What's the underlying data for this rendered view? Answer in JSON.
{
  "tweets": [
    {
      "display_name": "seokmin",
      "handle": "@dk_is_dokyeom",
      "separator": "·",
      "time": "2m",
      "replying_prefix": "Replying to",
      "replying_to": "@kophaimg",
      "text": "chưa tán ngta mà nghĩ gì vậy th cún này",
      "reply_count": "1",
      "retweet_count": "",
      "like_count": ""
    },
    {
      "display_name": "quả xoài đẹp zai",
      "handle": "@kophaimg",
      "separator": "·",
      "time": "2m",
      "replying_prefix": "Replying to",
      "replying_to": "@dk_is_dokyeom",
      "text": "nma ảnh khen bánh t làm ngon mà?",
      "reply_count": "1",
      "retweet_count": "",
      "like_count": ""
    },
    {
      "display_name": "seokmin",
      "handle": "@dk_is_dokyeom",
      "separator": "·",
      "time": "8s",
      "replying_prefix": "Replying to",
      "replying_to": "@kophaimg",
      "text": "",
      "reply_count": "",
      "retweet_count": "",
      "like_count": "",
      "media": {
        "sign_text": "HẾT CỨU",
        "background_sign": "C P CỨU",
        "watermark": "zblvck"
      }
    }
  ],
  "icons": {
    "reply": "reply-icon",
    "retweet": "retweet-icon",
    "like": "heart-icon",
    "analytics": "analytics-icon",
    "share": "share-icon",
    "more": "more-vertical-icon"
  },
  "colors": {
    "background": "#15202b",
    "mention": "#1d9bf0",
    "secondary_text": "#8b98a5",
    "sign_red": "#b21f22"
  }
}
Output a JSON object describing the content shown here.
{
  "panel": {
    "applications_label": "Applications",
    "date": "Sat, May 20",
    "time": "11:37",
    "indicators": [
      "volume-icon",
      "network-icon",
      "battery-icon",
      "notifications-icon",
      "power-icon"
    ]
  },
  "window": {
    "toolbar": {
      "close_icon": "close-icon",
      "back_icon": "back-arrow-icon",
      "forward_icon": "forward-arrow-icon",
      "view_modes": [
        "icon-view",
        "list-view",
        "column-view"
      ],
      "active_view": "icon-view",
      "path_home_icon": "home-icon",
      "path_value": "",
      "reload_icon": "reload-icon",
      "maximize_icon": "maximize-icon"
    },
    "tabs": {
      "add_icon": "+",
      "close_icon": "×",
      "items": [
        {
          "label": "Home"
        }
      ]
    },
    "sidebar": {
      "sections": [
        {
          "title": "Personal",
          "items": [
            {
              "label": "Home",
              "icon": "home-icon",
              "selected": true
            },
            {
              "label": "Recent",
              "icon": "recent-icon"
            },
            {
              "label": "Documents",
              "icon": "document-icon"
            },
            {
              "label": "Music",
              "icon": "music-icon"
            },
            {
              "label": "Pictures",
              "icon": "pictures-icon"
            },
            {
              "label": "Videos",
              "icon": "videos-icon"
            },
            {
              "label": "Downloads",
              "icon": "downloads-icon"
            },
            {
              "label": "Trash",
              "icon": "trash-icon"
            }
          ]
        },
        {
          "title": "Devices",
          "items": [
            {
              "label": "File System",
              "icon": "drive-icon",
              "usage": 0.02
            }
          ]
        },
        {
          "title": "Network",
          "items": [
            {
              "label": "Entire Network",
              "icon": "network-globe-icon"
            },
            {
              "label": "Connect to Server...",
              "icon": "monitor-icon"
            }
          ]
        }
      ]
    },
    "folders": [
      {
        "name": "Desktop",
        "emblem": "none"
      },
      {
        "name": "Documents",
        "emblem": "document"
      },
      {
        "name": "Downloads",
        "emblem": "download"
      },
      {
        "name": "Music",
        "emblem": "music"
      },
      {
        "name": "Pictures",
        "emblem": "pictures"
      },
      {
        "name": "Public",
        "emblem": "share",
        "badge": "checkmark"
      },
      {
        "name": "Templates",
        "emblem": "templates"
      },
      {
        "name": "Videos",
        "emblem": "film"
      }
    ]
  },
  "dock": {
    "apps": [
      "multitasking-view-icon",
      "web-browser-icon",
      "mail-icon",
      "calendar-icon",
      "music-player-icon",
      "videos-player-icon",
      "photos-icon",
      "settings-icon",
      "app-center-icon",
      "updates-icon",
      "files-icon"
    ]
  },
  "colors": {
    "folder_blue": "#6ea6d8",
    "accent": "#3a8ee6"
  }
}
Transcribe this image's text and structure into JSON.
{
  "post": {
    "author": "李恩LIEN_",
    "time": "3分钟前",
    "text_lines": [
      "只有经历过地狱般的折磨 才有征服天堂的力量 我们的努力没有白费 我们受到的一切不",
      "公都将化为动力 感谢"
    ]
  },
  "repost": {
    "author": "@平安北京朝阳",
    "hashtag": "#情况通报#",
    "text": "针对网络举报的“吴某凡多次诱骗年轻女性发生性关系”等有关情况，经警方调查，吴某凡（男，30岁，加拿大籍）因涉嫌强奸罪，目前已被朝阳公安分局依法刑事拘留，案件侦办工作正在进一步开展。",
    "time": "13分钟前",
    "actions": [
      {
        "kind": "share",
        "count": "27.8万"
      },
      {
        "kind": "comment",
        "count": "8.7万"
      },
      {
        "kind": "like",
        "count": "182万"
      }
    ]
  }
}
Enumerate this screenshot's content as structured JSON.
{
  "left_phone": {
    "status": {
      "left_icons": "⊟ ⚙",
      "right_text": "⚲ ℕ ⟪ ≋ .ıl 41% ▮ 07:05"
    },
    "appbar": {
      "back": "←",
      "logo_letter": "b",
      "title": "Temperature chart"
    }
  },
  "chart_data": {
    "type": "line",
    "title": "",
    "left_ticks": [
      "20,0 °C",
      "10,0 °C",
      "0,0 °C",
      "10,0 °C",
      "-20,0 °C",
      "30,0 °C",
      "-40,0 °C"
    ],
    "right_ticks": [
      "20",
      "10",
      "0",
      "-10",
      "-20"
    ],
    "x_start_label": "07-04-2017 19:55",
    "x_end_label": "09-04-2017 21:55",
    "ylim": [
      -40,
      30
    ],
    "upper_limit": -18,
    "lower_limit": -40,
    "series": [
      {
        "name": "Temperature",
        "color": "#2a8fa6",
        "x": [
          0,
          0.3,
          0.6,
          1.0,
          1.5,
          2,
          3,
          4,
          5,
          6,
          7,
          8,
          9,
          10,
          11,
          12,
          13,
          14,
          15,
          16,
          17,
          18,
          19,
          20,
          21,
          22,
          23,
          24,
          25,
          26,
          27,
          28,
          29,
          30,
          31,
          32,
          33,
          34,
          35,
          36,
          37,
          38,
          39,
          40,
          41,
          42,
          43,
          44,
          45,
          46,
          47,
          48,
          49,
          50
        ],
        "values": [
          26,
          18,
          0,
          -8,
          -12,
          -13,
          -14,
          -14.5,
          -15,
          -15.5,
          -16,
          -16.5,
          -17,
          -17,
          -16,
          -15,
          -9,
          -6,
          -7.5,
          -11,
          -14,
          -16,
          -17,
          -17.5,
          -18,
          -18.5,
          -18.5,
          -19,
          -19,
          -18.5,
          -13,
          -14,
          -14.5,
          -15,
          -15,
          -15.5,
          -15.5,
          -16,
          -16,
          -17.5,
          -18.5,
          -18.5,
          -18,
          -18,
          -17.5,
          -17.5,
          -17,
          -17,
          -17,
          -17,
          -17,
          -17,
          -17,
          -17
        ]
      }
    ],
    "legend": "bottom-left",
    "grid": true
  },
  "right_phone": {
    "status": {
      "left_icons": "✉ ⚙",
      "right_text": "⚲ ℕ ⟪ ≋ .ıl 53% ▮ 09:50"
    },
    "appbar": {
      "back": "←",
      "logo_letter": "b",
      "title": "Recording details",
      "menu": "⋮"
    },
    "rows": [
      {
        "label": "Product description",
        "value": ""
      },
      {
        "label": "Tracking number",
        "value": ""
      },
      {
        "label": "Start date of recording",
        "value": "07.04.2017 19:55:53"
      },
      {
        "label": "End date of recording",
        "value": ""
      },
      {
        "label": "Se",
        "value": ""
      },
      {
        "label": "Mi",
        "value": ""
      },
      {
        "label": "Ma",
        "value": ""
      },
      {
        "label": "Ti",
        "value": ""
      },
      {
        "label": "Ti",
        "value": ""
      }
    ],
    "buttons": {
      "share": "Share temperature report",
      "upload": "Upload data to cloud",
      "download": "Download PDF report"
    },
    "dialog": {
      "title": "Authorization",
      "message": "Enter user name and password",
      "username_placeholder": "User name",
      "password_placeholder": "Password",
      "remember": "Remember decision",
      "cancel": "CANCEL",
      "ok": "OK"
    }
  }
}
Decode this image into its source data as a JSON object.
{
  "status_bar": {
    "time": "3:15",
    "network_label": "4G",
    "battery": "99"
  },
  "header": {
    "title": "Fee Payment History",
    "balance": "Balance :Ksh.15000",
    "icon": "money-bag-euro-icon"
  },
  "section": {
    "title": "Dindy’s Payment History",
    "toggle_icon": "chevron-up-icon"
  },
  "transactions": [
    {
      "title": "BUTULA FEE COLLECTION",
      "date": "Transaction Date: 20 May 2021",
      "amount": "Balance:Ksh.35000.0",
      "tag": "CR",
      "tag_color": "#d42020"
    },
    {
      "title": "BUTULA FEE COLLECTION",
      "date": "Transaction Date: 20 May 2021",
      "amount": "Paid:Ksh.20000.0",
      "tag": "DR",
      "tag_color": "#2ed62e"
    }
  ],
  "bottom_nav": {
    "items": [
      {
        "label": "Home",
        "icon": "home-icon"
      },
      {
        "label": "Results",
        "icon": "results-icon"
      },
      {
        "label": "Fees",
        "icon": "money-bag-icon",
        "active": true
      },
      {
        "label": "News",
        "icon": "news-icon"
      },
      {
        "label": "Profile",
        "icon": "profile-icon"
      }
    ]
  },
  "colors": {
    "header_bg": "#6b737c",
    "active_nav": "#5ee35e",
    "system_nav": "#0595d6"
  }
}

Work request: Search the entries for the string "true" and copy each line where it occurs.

Response to this task:
              "selected": true
    "grid": true
        "active": true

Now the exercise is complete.